Because this client was an early adopter of Google Tag Manager, the website already contained the GTM snippet. GTM is how this client applied Google Analytics code, Google AdWords conversion script, the Facebook pixel, and more. Unable to develop a solution to this problem, the client asked for a solution that used Google Tag Manager.
Consultation with the Google Tag Manager implementation team at Google proved unsuccessful. Unfortunately, Google’s own team lacked experience with Enhanced Ecommerce and declined our requests for assistance. Thus, I went to work to develop a solution.
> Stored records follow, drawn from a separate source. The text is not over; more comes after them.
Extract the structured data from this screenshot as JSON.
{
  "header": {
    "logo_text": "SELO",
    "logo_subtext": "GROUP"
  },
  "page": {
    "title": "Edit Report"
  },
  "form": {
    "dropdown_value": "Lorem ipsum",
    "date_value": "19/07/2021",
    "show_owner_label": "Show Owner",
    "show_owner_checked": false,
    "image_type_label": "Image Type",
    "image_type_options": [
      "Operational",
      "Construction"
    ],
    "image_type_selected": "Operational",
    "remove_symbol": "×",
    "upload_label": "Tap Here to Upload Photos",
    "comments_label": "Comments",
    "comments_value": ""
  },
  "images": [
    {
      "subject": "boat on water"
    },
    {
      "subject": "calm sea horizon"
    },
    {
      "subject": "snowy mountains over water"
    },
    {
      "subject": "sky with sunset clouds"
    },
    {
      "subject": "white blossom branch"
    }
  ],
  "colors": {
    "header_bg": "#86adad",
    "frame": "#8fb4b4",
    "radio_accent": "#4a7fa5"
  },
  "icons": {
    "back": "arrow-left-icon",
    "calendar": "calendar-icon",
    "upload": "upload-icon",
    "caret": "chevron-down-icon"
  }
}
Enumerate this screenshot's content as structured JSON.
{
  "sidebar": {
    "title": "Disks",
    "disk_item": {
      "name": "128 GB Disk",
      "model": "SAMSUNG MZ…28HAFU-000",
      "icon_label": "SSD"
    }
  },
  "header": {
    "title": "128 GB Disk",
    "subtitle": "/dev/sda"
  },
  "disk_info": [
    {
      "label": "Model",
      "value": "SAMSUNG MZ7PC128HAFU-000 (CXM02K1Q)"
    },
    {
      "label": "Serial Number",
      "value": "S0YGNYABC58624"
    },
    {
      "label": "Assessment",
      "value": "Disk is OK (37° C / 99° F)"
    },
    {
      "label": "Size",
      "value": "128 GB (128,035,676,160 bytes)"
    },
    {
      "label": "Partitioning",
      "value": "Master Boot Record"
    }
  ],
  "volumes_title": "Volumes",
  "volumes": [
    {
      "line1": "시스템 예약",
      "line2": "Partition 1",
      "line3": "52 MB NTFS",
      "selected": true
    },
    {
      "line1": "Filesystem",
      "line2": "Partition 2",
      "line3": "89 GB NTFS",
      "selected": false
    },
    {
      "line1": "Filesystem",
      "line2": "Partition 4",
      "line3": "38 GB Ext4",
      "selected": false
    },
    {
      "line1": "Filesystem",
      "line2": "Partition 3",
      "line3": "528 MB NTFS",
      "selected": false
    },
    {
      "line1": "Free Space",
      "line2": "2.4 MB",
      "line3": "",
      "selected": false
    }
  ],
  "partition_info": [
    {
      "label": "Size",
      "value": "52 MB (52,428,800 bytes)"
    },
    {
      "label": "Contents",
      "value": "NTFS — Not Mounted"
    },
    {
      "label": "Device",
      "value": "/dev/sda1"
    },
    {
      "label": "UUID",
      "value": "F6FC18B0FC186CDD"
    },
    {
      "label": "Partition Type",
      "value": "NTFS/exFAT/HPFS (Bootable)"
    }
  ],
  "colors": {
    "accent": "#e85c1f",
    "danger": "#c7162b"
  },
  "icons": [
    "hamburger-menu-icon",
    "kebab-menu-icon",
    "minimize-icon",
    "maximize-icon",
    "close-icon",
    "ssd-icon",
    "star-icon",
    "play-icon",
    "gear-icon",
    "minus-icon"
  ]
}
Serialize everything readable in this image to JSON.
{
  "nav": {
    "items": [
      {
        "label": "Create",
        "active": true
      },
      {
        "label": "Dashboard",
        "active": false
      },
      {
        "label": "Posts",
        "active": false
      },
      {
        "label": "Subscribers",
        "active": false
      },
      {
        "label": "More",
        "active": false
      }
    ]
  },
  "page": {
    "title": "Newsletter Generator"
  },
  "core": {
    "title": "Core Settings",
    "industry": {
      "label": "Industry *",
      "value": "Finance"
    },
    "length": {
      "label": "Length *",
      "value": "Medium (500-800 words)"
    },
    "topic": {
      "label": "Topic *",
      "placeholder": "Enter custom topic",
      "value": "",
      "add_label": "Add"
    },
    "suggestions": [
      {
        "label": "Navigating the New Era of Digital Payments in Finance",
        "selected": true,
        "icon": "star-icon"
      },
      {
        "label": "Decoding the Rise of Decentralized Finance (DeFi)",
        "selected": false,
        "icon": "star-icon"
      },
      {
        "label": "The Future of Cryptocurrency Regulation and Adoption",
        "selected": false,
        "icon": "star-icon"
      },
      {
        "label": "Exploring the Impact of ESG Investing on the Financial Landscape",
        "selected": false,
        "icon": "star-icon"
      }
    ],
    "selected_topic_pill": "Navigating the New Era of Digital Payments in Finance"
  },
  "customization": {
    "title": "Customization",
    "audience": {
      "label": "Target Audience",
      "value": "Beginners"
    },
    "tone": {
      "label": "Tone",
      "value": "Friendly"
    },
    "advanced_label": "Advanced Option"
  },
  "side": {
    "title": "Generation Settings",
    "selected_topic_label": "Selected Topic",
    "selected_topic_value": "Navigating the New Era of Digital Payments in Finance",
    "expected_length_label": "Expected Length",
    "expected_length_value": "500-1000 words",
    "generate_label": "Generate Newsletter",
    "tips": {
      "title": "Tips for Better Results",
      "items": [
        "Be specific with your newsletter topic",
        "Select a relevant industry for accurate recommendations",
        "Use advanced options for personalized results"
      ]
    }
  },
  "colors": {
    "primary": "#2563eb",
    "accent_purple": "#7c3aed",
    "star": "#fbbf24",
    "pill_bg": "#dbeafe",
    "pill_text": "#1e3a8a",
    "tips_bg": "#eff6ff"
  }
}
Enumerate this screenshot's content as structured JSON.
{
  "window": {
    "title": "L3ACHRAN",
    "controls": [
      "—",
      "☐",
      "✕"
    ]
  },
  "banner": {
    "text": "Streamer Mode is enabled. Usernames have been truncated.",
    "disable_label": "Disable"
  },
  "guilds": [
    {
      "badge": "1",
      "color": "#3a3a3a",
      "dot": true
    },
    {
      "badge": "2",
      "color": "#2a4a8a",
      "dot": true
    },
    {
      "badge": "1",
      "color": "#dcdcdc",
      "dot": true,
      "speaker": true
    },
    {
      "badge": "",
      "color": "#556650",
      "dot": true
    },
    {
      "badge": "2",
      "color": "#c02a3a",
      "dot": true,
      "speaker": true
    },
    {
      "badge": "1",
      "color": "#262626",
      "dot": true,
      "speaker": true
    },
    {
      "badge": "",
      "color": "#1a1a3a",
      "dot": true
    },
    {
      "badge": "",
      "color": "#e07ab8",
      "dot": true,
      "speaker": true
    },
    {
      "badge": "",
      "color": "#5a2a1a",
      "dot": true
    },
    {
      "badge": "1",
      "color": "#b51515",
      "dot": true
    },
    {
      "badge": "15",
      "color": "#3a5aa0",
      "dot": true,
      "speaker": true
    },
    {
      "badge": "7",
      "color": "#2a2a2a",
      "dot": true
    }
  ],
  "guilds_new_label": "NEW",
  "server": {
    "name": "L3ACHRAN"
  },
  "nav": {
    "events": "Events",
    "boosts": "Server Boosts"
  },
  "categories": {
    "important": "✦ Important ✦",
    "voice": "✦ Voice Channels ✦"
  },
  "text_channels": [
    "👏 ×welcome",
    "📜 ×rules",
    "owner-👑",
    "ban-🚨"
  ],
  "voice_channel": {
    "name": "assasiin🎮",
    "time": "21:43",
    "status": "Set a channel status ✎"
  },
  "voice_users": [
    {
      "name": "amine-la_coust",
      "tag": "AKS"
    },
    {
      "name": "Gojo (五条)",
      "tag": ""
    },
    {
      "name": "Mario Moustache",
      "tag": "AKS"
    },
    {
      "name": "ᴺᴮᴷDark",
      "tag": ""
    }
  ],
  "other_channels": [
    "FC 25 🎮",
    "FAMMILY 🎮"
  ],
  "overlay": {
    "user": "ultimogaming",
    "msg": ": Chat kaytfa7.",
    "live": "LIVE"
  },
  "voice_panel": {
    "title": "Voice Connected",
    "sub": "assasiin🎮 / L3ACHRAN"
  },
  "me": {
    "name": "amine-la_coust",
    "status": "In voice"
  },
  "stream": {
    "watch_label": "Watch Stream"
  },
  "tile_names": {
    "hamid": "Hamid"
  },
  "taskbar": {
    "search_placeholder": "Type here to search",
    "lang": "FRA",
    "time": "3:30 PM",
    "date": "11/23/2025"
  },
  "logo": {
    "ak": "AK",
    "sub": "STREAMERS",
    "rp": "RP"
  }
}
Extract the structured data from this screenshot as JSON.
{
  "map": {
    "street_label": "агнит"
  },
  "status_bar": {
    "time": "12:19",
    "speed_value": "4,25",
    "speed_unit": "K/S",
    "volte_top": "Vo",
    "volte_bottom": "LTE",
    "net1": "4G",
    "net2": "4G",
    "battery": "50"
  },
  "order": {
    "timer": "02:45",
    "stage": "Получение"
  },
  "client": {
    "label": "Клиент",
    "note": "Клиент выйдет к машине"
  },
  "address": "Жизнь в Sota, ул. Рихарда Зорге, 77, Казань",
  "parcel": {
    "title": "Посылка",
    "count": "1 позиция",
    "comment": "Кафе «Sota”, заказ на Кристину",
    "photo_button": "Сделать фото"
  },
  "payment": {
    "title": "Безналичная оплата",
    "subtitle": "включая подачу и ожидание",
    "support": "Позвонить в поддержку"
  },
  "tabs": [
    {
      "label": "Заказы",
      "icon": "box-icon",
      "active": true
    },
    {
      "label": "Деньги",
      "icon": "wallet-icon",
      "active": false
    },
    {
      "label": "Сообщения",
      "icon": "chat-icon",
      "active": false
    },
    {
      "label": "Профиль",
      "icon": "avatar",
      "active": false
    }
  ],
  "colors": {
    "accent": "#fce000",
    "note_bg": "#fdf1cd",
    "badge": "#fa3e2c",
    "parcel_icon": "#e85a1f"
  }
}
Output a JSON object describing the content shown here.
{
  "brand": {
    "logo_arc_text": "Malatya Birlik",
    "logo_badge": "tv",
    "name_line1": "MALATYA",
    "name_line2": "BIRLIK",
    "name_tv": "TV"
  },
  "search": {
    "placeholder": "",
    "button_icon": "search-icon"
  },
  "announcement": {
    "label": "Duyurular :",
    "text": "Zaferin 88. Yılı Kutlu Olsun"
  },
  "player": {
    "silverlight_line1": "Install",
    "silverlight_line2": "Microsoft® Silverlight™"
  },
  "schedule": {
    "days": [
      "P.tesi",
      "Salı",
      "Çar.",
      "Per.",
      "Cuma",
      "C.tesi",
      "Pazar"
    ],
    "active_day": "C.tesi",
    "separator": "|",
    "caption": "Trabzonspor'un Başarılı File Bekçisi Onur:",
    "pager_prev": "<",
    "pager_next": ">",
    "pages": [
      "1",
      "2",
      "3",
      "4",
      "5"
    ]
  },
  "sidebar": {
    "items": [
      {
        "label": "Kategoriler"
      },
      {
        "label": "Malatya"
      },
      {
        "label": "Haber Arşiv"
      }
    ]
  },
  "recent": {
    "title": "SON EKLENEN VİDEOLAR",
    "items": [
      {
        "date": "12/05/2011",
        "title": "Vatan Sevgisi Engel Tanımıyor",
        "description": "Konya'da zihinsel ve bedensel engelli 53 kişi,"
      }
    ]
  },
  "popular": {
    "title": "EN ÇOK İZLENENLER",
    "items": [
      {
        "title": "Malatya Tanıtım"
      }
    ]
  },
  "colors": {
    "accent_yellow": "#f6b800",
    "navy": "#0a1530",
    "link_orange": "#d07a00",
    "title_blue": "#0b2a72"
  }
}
With a combination of virtual pageview tags and an ecommerce tag, I was able to capture the entire checkout process. Here’s a screenshot of the virtual pageview tag I crafted for the “order confirmation” page.
Next, I created a second virtual pageview tag that fires when someone clicks the “Place Order” button on the “order confirmation page.”
I also added a transaction tag to capture ecommerce data.
When does a website require a virtual pageview? In this example, orders processed without actually firing a pageview. However, in order to populate the Funnel Visualization report in Google Analytics, we required a pageview to fire on order completion. Thus, we crafted the aforementioned tag to fire a virtual pageview on an on-click event since pageviews, not events, can be captured in the Funnel Visualization report. Virtual pageviews make events appear as webpages to Google Analytics, offering the ability to generate additional insight and usability.
Creating Your Own
If you’re already using Google Tag Manager’s preformatted tags, but you think you could benefit for GTM, use these step-by-step instructions to create your own virtual pageview tag.
Before you begin, identify the event that occurs on your website you’d like to have appear as a webpage in Google Analytics. Typically, this is a “submit” button or something similar, usually a form of some sort. Right-click the button and identify the CSS class and ID that you’ve used to style the button. Copy the class and ID. You’ll use these for your tag later.
First, navigate to your Google Tag Manager account and configure a new Google Analytics tag.
Second, choose either Universal or Classic, depending on what you use on your website.
Third, choose “Page View” as the “Track Type.” Enter the values you wish to correspond to the “virtual page” that will be created upon click of the button you’ve selected.
Fourth, choose the “Click” trigger. Configure this Trigger to trigger on All Elements with with the ID and class for the button you’ve chosen. Click “Create Trigger.”
You are now ready to save your tag. Remember to debug before you publish a new version of the container!
If creating virtual pageviews is something that you need but you don’t have the time to implement, call us today and let’s discuss what we can make happen for you.